Home American Libraries | Canadian Libraries | Universal Library | Community Texts | Project Gutenberg | Children's Library | Biodiversity Heritage Library | Additional Collections
Search: Advanced Search
Anonymous User (login or join us)
Upload
See other formats

Full text of "The Legacy Of Egypt"

Writing and Literature                     69
Have I not written unto thee excellent things
Of counsels and knowledge;
To make thee know the certainty of the words of truth.
That thou mayest carry back words of truth to them that send thee.
A marginal note to 'excellent things' says cthe word is doubt-
ful'. In point of fact this translation rests on the slenderest of
grounds. The Hebrew text has shilshom* 'formerly', which is
unsuitable in this context, and so the original Hebrew editors
have felt, for they give in their margin shaKshim 'officers',

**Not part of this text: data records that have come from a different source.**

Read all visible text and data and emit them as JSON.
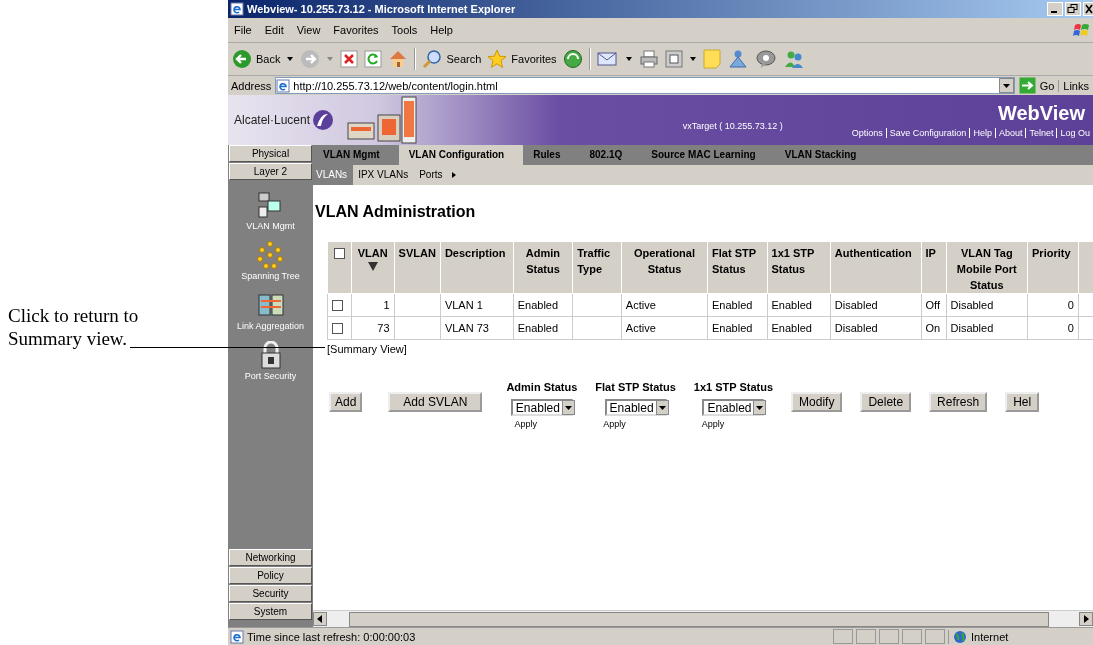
{
  "callout": {
    "text": "Click to return to Summary view."
  },
  "window": {
    "title": "Webview- 10.255.73.12 - Microsoft Internet Explorer"
  },
  "menu": [
    "File",
    "Edit",
    "View",
    "Favorites",
    "Tools",
    "Help"
  ],
  "toolbar": {
    "back": "Back",
    "search": "Search",
    "favorites": "Favorites"
  },
  "address": {
    "label": "Address",
    "url": "http://10.255.73.12/web/content/login.html",
    "go": "Go",
    "links": "Links"
  },
  "banner": {
    "brand": "Alcatel·Lucent",
    "target": "vxTarget ( 10.255.73.12 )",
    "product": "WebView",
    "links": [
      "Options",
      "Save Configuration",
      "Help",
      "About",
      "Telnet",
      "Log Ou"
    ]
  },
  "nav": {
    "top": [
      "Physical",
      "Layer 2"
    ],
    "items": [
      {
        "kind": "vlan",
        "label": "VLAN Mgmt"
      },
      {
        "kind": "tree",
        "label": "Spanning Tree"
      },
      {
        "kind": "link",
        "label": "Link Aggregation"
      },
      {
        "kind": "lock",
        "label": "Port Security"
      }
    ],
    "bottom": [
      "Networking",
      "Policy",
      "Security",
      "System"
    ]
  },
  "tabs": [
    {
      "label": "VLAN Mgmt",
      "selected": false
    },
    {
      "label": "VLAN Configuration",
      "selected": true
    },
    {
      "label": "Rules",
      "selected": false
    },
    {
      "label": "802.1Q",
      "selected": false
    },
    {
      "label": "Source MAC Learning",
      "selected": false
    },
    {
      "label": "VLAN Stacking",
      "selected": false
    }
  ],
  "subtabs": [
    {
      "label": "VLANs",
      "selected": true
    },
    {
      "label": "IPX VLANs",
      "selected": false
    },
    {
      "label": "Ports",
      "selected": false
    }
  ],
  "heading": "VLAN Administration",
  "table": {
    "columns": [
      "VLAN",
      "SVLAN",
      "Description",
      "Admin Status",
      "Traffic Type",
      "Operational Status",
      "Flat STP Status",
      "1x1 STP Status",
      "Authentication",
      "IP",
      "VLAN Tag Mobile Port Status",
      "Priority"
    ],
    "header_checked": false,
    "rows": [
      {
        "checked": false,
        "cells": [
          "1",
          "",
          "VLAN 1",
          "Enabled",
          "",
          "Active",
          "Enabled",
          "Enabled",
          "Disabled",
          "Off",
          "Disabled",
          "0"
        ]
      },
      {
        "checked": false,
        "cells": [
          "73",
          "",
          "VLAN 73",
          "Enabled",
          "",
          "Active",
          "Enabled",
          "Enabled",
          "Disabled",
          "On",
          "Disabled",
          "0"
        ]
      }
    ]
  },
  "summary_link": "[Summary View]",
  "controls": [
    {
      "kind": "button",
      "label": "Add"
    },
    {
      "kind": "button",
      "label": "Add SVLAN"
    },
    {
      "kind": "select",
      "label": "Admin Status",
      "value": "Enabled",
      "apply": "Apply"
    },
    {
      "kind": "select",
      "label": "Flat STP Status",
      "value": "Enabled",
      "apply": "Apply"
    },
    {
      "kind": "select",
      "label": "1x1 STP Status",
      "value": "Enabled",
      "apply": "Apply"
    },
    {
      "kind": "button",
      "label": "Modify"
    },
    {
      "kind": "button",
      "label": "Delete"
    },
    {
      "kind": "button",
      "label": "Refresh"
    },
    {
      "kind": "button",
      "label": "Hel"
    }
  ],
  "status_bar": {
    "text": "Time since last refresh: 0:00:00:03",
    "zone": "Internet"
  }
}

which, however, is even more meaningless. By a slight change
of pointing Erman read sheloshim 'thirty', which yields a striking
parallel to the opening words of the last section in Amenope:

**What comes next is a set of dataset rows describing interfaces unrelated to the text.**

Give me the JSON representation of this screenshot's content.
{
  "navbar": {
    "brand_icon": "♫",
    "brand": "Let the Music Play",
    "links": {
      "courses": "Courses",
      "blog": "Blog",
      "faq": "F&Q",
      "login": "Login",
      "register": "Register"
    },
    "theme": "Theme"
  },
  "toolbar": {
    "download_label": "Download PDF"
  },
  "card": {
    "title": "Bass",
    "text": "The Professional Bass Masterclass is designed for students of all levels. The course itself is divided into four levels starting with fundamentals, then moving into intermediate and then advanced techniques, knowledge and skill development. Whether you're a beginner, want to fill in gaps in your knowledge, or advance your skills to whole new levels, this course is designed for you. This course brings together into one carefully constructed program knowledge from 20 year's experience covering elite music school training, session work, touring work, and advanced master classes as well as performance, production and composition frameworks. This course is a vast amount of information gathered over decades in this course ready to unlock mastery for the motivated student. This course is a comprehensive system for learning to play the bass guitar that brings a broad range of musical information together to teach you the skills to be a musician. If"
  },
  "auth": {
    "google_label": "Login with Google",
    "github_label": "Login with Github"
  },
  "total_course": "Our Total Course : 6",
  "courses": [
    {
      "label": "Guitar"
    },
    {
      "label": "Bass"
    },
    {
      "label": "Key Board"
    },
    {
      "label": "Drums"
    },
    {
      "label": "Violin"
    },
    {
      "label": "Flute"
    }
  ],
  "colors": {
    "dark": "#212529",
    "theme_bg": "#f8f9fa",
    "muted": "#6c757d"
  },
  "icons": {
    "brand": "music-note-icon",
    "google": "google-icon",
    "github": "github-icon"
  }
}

'Consider these thirty chapters.' It is true, of course, that the
passage in Proverbs under discussion does not contain thirty
chapters, but as Gressmann has shown, it does consist of exactly

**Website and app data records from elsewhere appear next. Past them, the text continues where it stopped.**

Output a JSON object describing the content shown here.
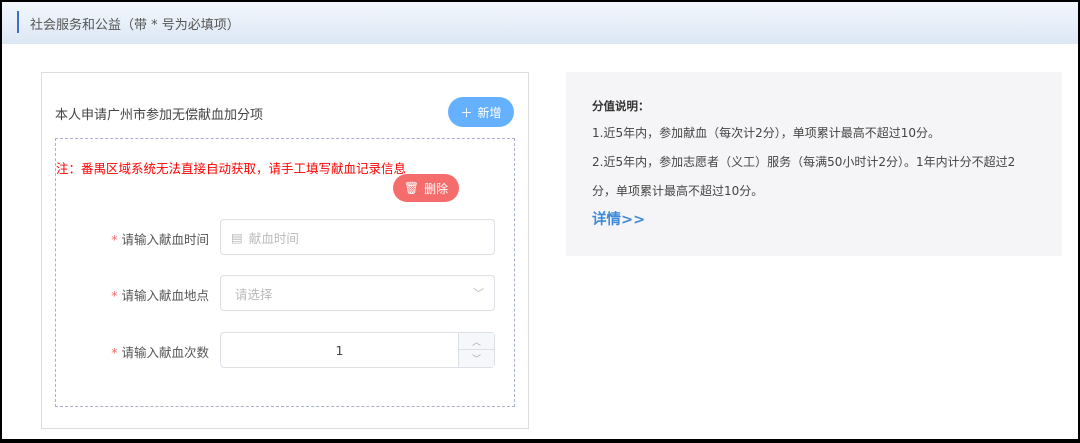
{
  "header": {
    "title": "社会服务和公益（带 * 号为必填项）"
  },
  "card": {
    "title": "本人申请广州市参加无偿献血加分项",
    "add_label": "新增",
    "note": "注：番禺区域系统无法直接自动获取，请手工填写献血记录信息",
    "delete_label": "删除",
    "required_mark": "*",
    "fields": [
      {
        "label": "请输入献血时间",
        "placeholder": "献血时间"
      },
      {
        "label": "请输入献血地点",
        "placeholder": "请选择"
      },
      {
        "label": "请输入献血次数",
        "value": "1"
      }
    ]
  },
  "info": {
    "title": "分值说明：",
    "line1": "1.近5年内，参加献血（每次计2分），单项累计最高不超过10分。",
    "line2": "2.近5年内，参加志愿者（义工）服务（每满50小时计2分）。1年内计分不超过2分，单项累计最高不超过10分。",
    "link": "详情>>"
  },
  "colors": {
    "primary": "#66b1ff",
    "danger": "#f56c6c",
    "note": "#ff0000",
    "link": "#3d8ad8"
  }
}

thirty different precepts. Thus, if the Hebrew writer borrowed
his 'thirty' from the Egyptian original, he did not do so mean-
inglessly or purely mechanically, but adapted its sense to his
own purpose.
It is possible, of course, that Erman's conjecture may have
been mistaken ingenuity, but even were it so, the parallels to
the entire section in Proverbs are far too numerous to be for-
tuitous. Space forbids the quotation of more of them here, but
when it is pointed out that the subject-matter shared in common
comprises advice not to oppress the poor, not to make friends
with men given to anger, not to remove ancient landmarks, and
not to strive after riches, the reader will see for himself that
the comparisons have real substance. Still more remarkable is
the fact that both compositions give counsel as to demeanour
at the table of a powerful man, and that both comment upon
the way riches have of taking flight like birds.
Now, while the relationship of Proverbs and Amenope is not
contested by any scholar of standing, one at least has suggested
that the obligation lay upon the Egyptian side, the author of